Work to complete: Look for the string "Drivers" in the listing. Copy each line that has it.

[[ Dataset open ]]

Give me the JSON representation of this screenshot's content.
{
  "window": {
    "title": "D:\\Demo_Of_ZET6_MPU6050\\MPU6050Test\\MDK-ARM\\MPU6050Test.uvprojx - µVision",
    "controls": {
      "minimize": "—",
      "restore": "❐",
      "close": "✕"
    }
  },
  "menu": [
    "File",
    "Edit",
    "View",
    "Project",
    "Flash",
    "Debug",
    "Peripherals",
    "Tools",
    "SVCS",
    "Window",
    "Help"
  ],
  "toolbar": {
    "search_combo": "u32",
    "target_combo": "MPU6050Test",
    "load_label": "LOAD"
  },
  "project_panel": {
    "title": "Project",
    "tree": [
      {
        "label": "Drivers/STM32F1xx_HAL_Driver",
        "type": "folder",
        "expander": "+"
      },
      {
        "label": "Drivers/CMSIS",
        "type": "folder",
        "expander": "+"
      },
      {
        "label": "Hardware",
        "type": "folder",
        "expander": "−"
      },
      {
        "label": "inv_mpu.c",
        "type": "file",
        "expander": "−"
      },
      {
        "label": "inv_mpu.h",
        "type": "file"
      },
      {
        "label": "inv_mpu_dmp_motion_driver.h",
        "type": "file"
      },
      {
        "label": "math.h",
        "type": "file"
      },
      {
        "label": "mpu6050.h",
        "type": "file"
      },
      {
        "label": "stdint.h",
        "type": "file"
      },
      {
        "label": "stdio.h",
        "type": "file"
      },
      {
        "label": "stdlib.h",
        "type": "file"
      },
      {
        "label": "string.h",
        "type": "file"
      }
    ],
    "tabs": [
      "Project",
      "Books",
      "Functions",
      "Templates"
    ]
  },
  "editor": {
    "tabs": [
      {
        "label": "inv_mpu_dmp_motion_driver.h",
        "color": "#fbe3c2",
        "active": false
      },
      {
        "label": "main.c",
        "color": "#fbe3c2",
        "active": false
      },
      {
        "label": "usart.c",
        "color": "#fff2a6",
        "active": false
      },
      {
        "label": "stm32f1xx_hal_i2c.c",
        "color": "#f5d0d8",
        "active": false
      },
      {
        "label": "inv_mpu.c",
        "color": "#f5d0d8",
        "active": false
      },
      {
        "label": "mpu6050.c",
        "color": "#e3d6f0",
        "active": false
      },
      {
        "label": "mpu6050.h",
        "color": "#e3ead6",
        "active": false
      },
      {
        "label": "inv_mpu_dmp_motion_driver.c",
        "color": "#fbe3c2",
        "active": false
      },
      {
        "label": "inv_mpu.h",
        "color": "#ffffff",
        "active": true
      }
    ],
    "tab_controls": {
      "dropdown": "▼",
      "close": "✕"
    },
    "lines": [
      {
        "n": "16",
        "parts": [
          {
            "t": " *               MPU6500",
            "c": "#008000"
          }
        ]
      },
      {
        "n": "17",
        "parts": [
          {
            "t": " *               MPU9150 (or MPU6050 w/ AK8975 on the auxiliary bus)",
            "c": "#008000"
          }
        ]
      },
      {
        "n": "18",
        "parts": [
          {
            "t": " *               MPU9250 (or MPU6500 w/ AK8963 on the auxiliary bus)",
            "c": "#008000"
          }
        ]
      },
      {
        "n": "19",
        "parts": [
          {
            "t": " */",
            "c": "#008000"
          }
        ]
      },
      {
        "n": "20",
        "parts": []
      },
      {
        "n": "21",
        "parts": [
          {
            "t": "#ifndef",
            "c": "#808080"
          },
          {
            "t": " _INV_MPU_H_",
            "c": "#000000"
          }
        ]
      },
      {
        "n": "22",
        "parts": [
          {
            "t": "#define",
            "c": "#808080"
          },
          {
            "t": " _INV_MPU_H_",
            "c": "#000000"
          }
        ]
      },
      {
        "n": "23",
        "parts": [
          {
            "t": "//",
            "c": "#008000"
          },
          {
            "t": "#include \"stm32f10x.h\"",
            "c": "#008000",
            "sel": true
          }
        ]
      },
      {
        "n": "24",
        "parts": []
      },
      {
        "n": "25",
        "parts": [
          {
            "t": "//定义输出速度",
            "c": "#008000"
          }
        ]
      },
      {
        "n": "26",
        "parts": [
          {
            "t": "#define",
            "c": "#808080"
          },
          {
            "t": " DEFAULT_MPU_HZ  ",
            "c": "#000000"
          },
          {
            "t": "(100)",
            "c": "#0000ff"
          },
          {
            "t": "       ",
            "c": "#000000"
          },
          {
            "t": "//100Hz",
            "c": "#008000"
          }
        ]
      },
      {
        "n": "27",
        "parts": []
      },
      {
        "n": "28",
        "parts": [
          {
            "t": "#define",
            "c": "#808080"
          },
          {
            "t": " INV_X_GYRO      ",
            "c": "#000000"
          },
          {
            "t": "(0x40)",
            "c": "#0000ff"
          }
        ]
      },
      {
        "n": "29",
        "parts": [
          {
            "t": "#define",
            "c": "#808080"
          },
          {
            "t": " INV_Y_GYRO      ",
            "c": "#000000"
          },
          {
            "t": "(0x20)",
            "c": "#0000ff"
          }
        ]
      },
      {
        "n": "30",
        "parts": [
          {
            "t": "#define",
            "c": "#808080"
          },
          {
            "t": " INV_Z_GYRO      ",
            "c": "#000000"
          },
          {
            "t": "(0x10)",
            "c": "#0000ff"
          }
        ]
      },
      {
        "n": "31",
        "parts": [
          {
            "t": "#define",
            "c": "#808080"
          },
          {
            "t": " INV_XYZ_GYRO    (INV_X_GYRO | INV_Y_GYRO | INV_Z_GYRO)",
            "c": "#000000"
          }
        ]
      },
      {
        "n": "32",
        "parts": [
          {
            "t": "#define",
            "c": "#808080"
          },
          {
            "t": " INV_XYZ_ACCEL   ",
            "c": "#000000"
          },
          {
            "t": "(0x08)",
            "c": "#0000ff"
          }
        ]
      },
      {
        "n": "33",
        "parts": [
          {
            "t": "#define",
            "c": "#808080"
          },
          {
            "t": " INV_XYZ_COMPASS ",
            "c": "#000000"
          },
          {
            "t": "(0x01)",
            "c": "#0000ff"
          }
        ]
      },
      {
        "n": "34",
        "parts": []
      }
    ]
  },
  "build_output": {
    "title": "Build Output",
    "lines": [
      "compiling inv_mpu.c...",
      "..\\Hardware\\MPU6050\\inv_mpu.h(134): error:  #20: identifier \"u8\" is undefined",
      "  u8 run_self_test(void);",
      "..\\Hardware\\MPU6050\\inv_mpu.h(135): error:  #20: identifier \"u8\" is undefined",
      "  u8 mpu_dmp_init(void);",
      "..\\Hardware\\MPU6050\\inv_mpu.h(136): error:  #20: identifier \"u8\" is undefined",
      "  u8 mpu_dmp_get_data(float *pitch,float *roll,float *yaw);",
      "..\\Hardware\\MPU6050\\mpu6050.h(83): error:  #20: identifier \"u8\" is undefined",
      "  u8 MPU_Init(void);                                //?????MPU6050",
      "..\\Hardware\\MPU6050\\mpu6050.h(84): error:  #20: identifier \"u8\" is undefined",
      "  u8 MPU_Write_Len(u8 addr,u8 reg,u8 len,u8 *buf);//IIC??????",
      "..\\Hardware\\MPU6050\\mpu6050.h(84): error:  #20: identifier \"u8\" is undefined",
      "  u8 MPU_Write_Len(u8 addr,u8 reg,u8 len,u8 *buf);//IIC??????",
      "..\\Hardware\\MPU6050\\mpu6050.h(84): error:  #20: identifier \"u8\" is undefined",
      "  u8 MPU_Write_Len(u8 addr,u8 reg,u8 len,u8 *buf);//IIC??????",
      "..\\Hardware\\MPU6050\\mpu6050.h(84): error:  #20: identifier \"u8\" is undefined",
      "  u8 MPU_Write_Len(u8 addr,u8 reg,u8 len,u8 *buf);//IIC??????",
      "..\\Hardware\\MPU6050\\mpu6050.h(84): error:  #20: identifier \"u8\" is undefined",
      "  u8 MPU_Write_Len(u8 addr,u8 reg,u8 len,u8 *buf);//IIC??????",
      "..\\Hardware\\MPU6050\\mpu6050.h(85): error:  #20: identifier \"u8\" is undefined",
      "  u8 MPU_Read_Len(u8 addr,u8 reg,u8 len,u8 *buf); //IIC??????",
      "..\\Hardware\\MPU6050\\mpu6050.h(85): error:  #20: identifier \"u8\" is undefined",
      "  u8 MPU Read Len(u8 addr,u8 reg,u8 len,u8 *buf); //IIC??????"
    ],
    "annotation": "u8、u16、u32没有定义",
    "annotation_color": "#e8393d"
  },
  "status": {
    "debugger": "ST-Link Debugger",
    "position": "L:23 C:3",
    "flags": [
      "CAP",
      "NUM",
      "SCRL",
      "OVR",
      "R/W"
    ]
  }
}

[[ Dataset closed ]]

Completed task:
        "label": "Drivers/STM32F1xx_HAL_Driver",
        "label": "Drivers/CMSIS",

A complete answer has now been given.